December 2, 1995
Let me reassure those who fear the new 70 mph speed limit will increase the number of accidents on our highways. Motorists have been going that fast on I-35 between Perry and Oklahoma City for several years, so changing the legal limit won't require much of an adjustment for them. Some may have to slow down from 75 or 80, if the highway patrol makes good on its threat to crack down, but for the most part driving at 70 mph won't be anything new for most of them. The collision rate should not be affected.
I was privileged to sit in on a district meeting of the Christian Men's Fellowship the other night at our Perry Christian church. After a great spaghetti dinner, the men kicked things off with group singing led by Ray Nimmo with Ashley Alexander performing at the keyboard. Ashley's son, Richie, helped entertain the group before dinner. There's nothing so inspiring as a group of men singing hymns with gusto. I come from the Presbyterian discipline where it's kind of understood that you don't sing above sotto voce in church, so this was a wonderfully refreshing experience. More than 70 men from throughout the area took part.
After the meeting I had a chance to visit with a couple of former Perryans, Gene Burchardt of Crescent and Jay Hesser of Stillwater. Jay, our former Noble county farm agent, was sweating out the birth of another great-grandchild in Dallas. He stays in close contact with several folks in and around Perry. He and Gene both keep up with Perry by subscribing to The Perry Daily Journal. Gene's wife, Lorene, was head of the vocal music department in the Perry school system before she retired several years ago. She worked hard at that job and was able to develop a fine program while here.
Charles Baker, the former pastor of University Baptist church in Stillwater, was guest speaker. He now is a well traveled motivational speaker and business consultant working out of Tulsa. He mentioned that he is now a member of the First United Methodist church in Tulsa. "I found that dry cleaning was cheaper," he said. Charles was a popular pastor while at University Baptist church, and many Perry young people from a mixture of denominations worshiped at his church while they were students at OSU. Mr. Baker admonished the men to share their faith with their children and in particular to tell them their own story of finding Christ.

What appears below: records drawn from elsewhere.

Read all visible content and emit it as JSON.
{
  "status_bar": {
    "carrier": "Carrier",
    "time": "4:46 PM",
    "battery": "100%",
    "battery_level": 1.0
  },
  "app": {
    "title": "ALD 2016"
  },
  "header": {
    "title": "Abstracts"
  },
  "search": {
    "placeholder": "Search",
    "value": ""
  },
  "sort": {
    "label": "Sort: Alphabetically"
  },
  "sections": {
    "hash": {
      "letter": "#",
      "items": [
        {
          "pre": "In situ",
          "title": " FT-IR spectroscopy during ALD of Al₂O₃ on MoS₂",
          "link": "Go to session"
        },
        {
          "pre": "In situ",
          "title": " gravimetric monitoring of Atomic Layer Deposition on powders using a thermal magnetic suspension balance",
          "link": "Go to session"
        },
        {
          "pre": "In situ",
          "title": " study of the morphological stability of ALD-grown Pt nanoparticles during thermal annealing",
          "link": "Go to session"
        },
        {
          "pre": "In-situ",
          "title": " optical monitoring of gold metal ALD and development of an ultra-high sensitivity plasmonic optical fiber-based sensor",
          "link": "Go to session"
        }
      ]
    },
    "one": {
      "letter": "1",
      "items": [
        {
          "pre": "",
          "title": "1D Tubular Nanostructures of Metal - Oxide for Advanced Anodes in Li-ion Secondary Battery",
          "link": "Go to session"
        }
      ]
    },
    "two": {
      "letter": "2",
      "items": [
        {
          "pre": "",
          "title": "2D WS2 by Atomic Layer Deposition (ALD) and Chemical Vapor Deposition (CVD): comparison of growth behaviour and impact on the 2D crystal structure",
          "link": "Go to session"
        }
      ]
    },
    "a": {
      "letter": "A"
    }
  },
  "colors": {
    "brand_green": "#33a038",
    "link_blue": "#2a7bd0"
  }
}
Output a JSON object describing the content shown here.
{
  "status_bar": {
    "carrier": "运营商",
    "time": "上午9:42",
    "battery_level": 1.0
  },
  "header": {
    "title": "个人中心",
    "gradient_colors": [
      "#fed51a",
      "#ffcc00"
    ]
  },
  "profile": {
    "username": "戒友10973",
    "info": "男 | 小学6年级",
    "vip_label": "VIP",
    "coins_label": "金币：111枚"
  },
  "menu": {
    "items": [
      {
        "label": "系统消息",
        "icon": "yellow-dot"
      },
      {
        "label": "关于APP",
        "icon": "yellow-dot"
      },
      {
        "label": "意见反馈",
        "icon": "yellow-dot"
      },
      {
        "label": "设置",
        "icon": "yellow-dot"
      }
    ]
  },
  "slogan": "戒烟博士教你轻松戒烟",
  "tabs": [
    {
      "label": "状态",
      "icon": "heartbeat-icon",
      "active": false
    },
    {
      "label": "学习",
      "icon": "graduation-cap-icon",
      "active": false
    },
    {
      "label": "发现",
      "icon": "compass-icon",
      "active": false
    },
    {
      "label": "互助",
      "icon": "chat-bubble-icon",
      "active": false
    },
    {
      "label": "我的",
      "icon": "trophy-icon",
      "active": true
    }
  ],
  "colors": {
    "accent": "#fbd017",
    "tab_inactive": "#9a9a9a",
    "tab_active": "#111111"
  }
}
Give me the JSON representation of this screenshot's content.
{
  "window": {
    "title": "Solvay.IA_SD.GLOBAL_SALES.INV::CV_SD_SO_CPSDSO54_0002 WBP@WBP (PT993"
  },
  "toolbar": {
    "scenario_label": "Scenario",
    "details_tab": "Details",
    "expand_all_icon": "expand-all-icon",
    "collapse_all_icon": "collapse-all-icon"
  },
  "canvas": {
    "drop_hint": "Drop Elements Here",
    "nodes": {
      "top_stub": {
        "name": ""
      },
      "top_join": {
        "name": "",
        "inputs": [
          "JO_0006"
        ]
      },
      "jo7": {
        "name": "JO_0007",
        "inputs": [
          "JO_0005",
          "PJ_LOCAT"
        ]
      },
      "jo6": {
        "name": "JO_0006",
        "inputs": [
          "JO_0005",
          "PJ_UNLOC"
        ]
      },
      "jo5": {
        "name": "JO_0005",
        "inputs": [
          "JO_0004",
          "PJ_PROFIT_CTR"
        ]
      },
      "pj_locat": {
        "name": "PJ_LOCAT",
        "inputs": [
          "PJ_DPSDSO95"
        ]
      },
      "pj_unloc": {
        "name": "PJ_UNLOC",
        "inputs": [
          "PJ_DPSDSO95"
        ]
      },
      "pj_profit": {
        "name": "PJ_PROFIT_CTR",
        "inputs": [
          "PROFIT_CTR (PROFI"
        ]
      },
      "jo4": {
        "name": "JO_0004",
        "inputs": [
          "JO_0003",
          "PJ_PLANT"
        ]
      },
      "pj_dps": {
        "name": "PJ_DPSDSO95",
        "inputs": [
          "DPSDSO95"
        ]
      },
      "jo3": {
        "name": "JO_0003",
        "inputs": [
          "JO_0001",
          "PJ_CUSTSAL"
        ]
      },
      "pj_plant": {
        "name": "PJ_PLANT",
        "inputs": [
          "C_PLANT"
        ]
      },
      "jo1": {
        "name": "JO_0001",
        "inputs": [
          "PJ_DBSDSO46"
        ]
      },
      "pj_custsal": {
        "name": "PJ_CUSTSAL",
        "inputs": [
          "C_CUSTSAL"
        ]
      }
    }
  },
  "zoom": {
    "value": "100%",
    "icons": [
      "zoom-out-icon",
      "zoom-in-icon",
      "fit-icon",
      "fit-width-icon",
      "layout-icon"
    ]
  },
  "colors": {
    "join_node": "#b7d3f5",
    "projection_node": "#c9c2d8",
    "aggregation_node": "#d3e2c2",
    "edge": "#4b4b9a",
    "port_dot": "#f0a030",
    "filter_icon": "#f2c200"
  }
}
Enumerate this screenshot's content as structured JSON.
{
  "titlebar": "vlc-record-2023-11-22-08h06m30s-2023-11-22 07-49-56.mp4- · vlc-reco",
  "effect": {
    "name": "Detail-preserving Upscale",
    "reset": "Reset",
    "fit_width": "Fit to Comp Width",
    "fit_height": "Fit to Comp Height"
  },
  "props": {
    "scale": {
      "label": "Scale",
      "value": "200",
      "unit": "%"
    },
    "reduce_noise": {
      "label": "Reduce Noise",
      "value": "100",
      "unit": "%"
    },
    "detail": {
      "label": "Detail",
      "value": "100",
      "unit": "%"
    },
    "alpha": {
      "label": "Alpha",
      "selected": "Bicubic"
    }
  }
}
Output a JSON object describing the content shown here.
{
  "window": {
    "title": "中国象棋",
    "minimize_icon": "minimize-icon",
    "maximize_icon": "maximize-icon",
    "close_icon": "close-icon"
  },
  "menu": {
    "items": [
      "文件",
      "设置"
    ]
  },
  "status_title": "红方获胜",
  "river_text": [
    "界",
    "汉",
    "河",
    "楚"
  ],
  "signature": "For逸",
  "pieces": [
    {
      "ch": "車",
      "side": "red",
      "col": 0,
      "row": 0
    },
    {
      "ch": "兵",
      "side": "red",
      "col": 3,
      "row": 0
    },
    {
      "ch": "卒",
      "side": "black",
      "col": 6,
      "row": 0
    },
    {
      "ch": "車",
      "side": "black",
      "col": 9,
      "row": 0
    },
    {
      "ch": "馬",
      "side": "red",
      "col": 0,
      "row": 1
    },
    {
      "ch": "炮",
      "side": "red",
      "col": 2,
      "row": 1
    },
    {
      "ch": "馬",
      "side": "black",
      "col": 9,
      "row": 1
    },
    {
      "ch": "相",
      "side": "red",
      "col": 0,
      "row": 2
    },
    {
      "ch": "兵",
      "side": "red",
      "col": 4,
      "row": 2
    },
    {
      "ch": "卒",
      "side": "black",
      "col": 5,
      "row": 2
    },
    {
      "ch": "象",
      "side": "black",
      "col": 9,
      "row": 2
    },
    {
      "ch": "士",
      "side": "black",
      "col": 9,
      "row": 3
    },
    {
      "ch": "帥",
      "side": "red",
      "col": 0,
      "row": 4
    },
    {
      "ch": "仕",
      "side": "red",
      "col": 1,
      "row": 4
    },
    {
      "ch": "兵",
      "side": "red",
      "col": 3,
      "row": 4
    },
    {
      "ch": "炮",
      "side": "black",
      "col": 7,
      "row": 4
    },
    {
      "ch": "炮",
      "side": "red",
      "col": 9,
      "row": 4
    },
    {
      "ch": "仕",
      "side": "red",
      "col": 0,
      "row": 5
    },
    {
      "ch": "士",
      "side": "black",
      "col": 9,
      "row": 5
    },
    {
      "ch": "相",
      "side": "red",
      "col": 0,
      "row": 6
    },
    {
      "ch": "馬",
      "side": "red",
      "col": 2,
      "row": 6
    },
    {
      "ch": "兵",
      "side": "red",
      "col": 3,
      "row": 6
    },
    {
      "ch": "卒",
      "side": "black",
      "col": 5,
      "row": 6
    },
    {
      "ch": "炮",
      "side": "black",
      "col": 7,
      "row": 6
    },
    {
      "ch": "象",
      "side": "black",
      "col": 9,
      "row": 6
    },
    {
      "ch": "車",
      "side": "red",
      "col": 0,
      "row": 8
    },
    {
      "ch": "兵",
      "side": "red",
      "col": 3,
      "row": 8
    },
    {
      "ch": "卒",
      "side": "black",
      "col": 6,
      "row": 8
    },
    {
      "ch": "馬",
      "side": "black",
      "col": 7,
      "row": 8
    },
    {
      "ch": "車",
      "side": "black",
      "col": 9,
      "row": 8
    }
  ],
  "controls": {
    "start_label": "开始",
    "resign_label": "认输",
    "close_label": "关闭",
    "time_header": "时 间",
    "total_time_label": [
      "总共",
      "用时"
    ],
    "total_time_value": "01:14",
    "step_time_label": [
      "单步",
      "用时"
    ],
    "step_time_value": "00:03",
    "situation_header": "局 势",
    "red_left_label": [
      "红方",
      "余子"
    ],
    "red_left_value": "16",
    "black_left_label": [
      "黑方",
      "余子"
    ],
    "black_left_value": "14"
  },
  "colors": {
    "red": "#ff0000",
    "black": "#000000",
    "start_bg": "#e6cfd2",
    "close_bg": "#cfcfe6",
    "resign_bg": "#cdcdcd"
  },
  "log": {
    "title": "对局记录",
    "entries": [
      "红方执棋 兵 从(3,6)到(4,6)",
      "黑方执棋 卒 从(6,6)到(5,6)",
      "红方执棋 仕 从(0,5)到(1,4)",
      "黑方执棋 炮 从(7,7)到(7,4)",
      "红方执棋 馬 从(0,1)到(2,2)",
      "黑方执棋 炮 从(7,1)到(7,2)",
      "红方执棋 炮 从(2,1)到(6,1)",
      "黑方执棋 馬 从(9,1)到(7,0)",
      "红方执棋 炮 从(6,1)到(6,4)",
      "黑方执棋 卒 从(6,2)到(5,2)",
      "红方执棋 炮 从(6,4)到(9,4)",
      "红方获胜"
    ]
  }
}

He is an excellent speaker, or story teller, as he likes to call himself.
Some other folks have confirmed my recollection of Malloch's Book Store and its location on the west side of the square. Brace Smith says he remembers as a young boy in 1923 hitching his pony to a rail where the old Masonic Temple now stands, at the northwest corner of the square, and then going into Malloch's store next door, where Perry Floral & Gifts Plus is now located. Leroy Kelley also remembers the Malloch store on the west side. I'm still trying to pin down the Barton Book Store location. Thus far, everything indicates Barton's was Malloch's predecessor on the west side.
A note from Warenne Kennedy Harris in Canoga Park, Calif., adds some more information about the history of Perry high school pep songs and fight songs. Warenne wrote the words and music to the official PHS song, "Dear Old Perry High," in 1935, at the request of Glenn Yahn. "Without Glenn," she relates, "there probably wouldn't have been 'Dear Old Perry High.' I remember the night Glenn drove to Stillwater to see me and asked me to write a song for our school. I was surprised, but I said I'd do it. He wants a song -- I'll write one. So I went upstairs to my room and sat at my desk and I wrote it all before bedtime! It was introduced the next Friday night at a pep rally in the auditorium. We were fortunate to have Prof. Leopold Radgowsky, who made the arrangement for the band."
Warenne adds this bit of lore: "You mentioned a song (the Notre Dame fight song) that Perry used to use. I go back farther. The song I first remember was 'Dear Perry-O,' to the tune of 'Sweet Adeline.' I heard it first when I was in school at Perry's 'Old Central'." Warenne hopes to visit home folks here next September at the Cherokee Strip celebration. We ought to serenade her with "Dear Old Perry High" when she's here. It's a great school song.